→ Task details
Where does the word "JSON" appear in the data? Copy every line that holds it.

→ Page and application data records
######

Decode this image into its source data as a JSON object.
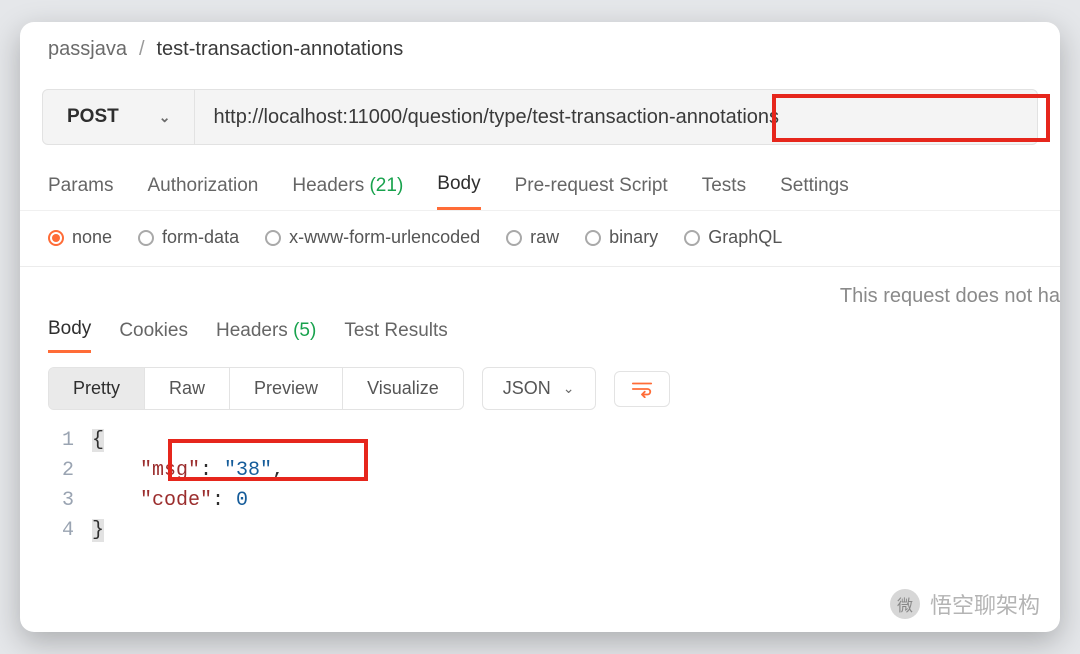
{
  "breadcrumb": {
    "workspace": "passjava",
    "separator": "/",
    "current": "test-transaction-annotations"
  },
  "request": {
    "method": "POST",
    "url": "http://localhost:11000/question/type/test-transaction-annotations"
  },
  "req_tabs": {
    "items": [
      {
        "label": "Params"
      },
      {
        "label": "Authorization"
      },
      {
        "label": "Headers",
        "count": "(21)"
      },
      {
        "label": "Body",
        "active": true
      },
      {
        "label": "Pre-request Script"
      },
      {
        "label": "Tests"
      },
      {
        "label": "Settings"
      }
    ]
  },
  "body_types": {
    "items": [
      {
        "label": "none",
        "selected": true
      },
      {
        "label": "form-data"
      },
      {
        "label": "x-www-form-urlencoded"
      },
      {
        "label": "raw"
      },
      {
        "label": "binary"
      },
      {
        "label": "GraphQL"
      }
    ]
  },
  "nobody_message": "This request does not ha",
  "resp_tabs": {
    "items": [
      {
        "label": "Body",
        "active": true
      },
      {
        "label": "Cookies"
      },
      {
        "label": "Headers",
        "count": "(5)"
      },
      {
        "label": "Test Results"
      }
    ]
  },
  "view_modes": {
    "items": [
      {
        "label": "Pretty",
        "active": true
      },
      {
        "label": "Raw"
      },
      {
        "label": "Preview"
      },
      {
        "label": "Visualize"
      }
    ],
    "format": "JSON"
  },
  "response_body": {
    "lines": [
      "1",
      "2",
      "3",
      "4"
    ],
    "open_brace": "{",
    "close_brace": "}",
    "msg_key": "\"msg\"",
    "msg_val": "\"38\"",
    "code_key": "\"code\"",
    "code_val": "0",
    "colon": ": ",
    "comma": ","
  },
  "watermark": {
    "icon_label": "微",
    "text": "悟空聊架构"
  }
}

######

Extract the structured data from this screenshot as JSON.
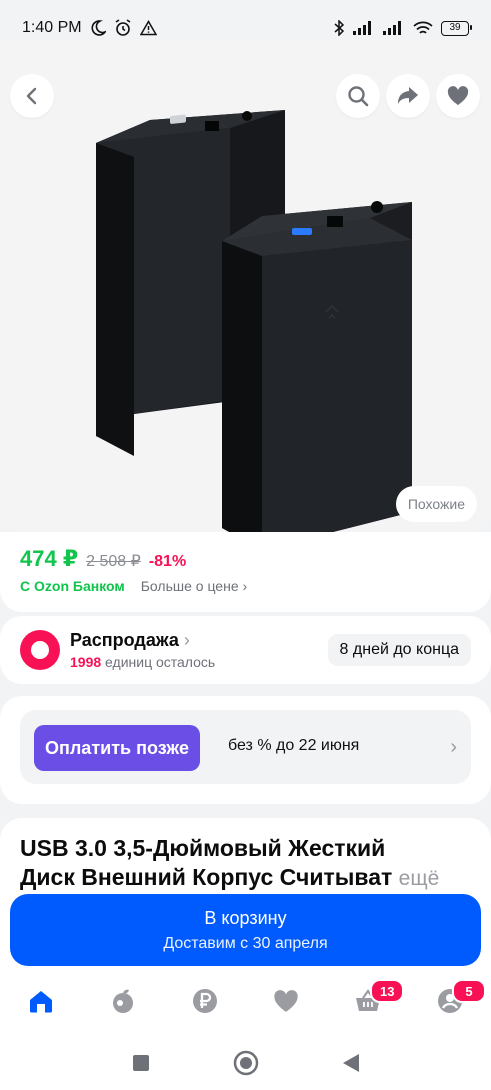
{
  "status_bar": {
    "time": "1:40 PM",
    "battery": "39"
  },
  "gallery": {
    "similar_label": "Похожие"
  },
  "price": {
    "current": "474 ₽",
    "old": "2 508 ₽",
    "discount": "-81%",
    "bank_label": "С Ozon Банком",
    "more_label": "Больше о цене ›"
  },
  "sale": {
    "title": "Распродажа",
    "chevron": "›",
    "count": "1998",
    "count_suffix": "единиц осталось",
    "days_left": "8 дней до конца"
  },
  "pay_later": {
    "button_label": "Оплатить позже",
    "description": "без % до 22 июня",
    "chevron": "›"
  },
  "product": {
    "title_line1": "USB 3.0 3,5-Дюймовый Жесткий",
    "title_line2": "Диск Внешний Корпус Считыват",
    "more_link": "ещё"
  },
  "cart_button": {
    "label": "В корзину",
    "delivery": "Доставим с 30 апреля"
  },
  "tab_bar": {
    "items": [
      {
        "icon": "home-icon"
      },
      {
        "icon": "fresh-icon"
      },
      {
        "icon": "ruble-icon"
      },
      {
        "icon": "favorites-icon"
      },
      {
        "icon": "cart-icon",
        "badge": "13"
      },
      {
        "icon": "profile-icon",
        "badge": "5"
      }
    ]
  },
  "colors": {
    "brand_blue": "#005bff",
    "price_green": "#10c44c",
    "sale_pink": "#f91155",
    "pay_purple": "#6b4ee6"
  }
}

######

→ Exercise answer
Decode this image into its source data as a JSON object.
    "format": "JSON"
Extract the structured data from this screenshot as JSON.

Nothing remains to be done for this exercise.